Written by Theresa Nutt, Transformational Coach
I remember clearly the day I woke up eight years ago and realized that I had lived my life for everyone else. I was 35 years old and had everything the American Dream is all about – a house, a dog, a good job, a husband, etc. It should have been the greatest time in my life, but instead I felt like the walking dead. Along the way I had so completely given myself over to the authority and approval of others that I felt completely lost. Repeating questions with no answers kept running through my mind. Who was I? What did I really want from life? And why did I matter at all?
Looking back, I realize the pattern started when I was quite small. Being so sensitive, bright, and creative I noticed what the adults in my life wanted and I learned how to change and bend to try to make them happy. From a young age I learned to start hiding parts of who I was so that I could feel safe. I learned how to hide my sensitivity, how to dim my light so I didn’t shine too bright, how to hide my feelings of happiness, anger, sadness, and fear, how to hide when I was hungry, and how to hide the ways I experienced the world that made me different than most others in my life. This was a safety mechanism of survival for the frightened one in me. And over time that habit lead me to sacrifice the very best in me to meet the endless demands of “the others” I was trying to make happy.
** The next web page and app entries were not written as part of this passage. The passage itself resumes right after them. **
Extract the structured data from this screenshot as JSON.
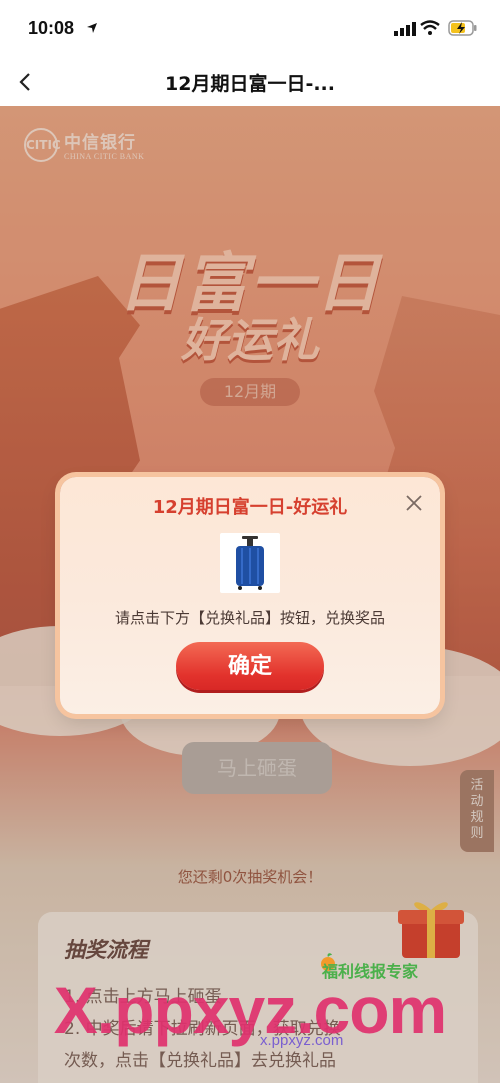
{
  "status_bar": {
    "time": "10:08"
  },
  "nav": {
    "title": "12月期日富一日-..."
  },
  "bank": {
    "name_cn": "中信银行",
    "name_en": "CHINA CITIC BANK",
    "logo_mark": "CITIC"
  },
  "campaign": {
    "headline_1": "日富一日",
    "headline_2": "好运礼",
    "period": "12月期",
    "smash_button": "马上砸蛋",
    "rules_tab": "活动规则",
    "chances_text": "您还剩0次抽奖机会！"
  },
  "flow": {
    "title": "抽奖流程",
    "steps": [
      "1. 点击上方马上砸蛋",
      "2. 中奖后请下拉刷新页面，获取兑换",
      "次数，点击【兑换礼品】去兑换礼品"
    ]
  },
  "modal": {
    "title": "12月期日富一日-好运礼",
    "message": "请点击下方【兑换礼品】按钮，兑换奖品",
    "confirm_label": "确定",
    "prize_icon": "suitcase-icon"
  },
  "watermark": {
    "main": "X.ppxyz.com",
    "sub": "x.ppxyz.com",
    "brand": "福利线报专家"
  },
  "colors": {
    "accent": "#e2322c",
    "title_red": "#d6402f",
    "watermark_pink": "#e0316e",
    "brand_green": "#4bb04b"
  }
}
As a woman in a family that grew up with unspoken messages about the man being the master, I thought that I was doing it all right. I was willing to sacrifice, struggle and go empty day after day no matter what I felt like inside. And I was praised by my parents, husband, and bosses for my willingness to be a work horse and do whatever it took. I swallowed tears, hurt and pain on a daily basis. I secretly waited for the day when someone would finally see all I was doing and applaud me or even better, reciprocate. Little did I know, I was trapped in a cycle that kept me from getting what I wanted most: love and appreciation.
I felt so empty inside, so incredibly lonely, and so full of despair. I wondered when it had all gone so wrong. How was it that the act of making others happy no longer made me happy? Why was I falling apart on the inside while everything looked right on the outside? I had done everything “they” had asked me to do and done it as well as I could. I was a corporate success, responsible in my life, and had a Master’s degree. The truth is, I was a completely buttoned up shell of the person I came into this life to be, and just didn’t know it.
The first shaky step to regain my life was to leave a job that was not serving me. And shortly after that, I left the marriage that had died years before. I cried so much that I thought I would drown in my own tears. I felt so much heartache I had no idea how to survive the pain. I found myself on my knees begging for mercy because I couldn’t remember how to walk on my own. And then I went back to where it all started.
I moved home with my parents and for the first time, my Dad really stepped up and showed up as a man for me. And in the 2 years that followed, we started to heal the relationship that had been filled with so much unspoken anger and hurt for at least 30 years. I started to see that others didn’t need to change for me to be happy. I started to forgive old hurts that were costing me my present happiness. I started to have compassion for the man who didn’t know how to love me the way I needed to be loved. And I came to peace with the fact that he likely never would.
I started working with a couple of gifted healers and counselors who helped me get back in touch with who I was and what I wanted from life. I learned that my marriage with a man who did not know how to love me and my ability to tough out an impossible situation that was emotionally devastating had cost me far more than I had ever imagined. I had let someone program my mind with thoughts that cut me down minute after minute until I had no self-esteem left. The road to recovery was long and arduous. The work took all of my energy and strength. Some days I could barely make it through the day. But, I finally had a name for the compulsion that had made me give up my life to please others; I was codependent.